Waves, or clouds? Both!

Amy Christie Hunter.

Let’s take a look at clouds from both sides now. Amy Hunter snapped an exceptional picture of some uncommon clouds over Smith Mountain near the town of Moneta, Virginia, and published it on Facebook late Tuesday.

” When I saw the clouds rolling over the mountain, I got my phone as rapidly as I might to record the minute,” Hunter informed me. “It just lasted a couple of seconds or two, it was actually like a wave crashing.”

Hunter shared the photo on a Facebook Smith Mountain Lake photo group, and the image began making waves of its own. In an excellent way.

” A regional meteorologist saw it and asked if he might share it on the news,” she stated. “The next thing I understand, all the significant news outlets are asking my approval to utilize the picture.”

The meteorologist informed Hunter the clouds are called “tsunami clouds,” however the more official name for the wave-like clouds is “Kelvin-Helmholtz waves,” CNET moms and dad website CBS Report They typically form on windy days.

” I understood it was an uncommon cloud development however I had no concept it is so uncommon,” Hunter stated. “I was extremely delighted to share it with the world since it is such a phenomenon.”

Hunter isn’t an expert photographer, however takes pleasure in taking images of nature and landscapes as a pastime, keeping in mind that she shares them on her Instagram page

There’s likewise an artistic accent to the cloud development. According to EarthSky.org, this sort of cloud development might have motivated Vincent van Gogh’s well known painting The Starry Night, the renowned blue and yellow painting revealing the swirling sky as the artist saw it from his asylum space in1889

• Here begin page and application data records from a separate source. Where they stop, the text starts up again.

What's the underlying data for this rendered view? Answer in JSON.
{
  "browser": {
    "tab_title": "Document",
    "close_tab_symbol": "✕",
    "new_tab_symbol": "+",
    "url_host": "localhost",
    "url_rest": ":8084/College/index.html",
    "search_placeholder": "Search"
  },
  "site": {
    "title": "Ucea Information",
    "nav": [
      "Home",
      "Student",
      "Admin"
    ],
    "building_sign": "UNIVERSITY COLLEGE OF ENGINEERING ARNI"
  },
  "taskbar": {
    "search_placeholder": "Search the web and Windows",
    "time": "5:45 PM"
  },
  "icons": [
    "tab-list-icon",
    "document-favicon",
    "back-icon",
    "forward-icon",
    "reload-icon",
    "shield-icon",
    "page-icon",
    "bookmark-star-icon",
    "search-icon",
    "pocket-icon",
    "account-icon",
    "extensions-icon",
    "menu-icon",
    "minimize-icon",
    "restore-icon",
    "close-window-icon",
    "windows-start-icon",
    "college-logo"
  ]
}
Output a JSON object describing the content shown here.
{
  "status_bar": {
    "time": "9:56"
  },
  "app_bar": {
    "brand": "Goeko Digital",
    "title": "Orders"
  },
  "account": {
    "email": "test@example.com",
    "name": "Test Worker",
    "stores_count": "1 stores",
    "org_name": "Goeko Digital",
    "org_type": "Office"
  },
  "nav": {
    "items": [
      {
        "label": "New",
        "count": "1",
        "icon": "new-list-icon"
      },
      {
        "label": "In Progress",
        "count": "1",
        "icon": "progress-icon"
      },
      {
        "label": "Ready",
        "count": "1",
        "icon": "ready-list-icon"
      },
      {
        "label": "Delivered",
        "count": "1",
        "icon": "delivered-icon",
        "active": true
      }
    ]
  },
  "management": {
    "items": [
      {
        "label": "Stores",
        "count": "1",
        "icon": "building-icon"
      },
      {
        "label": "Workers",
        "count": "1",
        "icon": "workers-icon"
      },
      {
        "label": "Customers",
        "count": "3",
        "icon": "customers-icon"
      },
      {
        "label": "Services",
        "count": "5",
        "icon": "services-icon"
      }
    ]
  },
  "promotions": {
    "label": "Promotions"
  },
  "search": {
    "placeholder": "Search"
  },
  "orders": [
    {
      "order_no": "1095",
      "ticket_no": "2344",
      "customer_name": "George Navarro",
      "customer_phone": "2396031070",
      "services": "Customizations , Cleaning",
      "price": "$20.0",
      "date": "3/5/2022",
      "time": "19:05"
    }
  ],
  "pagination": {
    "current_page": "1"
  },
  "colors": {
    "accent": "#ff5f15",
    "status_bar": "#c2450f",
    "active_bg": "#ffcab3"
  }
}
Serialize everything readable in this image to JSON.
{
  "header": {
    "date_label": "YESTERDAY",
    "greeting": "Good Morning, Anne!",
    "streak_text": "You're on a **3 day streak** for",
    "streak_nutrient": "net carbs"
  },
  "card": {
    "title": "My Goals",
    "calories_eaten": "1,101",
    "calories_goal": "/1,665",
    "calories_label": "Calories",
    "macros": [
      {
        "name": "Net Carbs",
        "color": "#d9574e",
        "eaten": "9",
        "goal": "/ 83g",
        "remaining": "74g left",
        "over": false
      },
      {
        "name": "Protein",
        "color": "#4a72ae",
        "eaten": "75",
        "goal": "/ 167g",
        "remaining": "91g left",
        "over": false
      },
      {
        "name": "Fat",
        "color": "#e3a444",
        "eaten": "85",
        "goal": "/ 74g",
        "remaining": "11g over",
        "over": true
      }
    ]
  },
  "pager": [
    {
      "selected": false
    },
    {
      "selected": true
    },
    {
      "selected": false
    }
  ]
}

Initially released June 19, 2: 13 p.m. PT.
Update, 2: 52 p.m. PT: Includes more remarks from Hunter.